──────── Supplied data ────────

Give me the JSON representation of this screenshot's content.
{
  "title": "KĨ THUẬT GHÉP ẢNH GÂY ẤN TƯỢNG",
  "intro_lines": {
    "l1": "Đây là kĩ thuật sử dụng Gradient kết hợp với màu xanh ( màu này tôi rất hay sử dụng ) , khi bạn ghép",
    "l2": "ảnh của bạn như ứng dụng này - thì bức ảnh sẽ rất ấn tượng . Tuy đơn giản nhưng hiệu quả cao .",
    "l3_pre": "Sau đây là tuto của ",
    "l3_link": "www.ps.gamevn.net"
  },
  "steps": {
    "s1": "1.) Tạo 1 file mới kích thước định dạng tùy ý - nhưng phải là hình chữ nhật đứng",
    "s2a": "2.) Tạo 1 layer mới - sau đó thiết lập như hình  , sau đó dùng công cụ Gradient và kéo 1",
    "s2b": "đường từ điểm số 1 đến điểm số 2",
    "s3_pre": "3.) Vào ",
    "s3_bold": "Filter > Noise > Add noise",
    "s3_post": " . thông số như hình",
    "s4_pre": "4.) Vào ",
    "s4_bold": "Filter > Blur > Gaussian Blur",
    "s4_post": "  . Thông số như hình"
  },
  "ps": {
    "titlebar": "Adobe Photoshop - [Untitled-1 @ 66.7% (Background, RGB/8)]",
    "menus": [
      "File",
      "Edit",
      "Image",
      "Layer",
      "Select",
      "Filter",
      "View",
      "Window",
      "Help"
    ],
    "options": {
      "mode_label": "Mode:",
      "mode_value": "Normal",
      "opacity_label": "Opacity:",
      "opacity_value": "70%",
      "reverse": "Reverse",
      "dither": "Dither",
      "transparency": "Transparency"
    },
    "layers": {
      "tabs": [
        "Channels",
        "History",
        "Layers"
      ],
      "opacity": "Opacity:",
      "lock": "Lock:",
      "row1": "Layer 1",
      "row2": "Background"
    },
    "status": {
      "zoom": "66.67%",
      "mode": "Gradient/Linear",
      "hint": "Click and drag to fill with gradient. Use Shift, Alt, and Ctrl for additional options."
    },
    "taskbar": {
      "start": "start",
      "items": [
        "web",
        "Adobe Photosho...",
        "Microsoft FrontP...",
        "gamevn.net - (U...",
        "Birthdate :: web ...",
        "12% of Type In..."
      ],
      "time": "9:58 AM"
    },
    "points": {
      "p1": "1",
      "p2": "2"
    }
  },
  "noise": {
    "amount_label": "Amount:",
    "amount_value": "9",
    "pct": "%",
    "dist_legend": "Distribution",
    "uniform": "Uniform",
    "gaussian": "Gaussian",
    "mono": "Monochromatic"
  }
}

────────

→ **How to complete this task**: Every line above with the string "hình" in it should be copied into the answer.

→ **Result below**:
    "s1": "1.) Tạo 1 file mới kích thước định dạng tùy ý - nhưng phải là hình chữ nhật đứng",
    "s2a": "2.) Tạo 1 layer mới - sau đó thiết lập như hình  , sau đó dùng công cụ Gradient và kéo 1",
    "s3_post": " . thông số như hình",
    "s4_post": "  . Thông số như hình"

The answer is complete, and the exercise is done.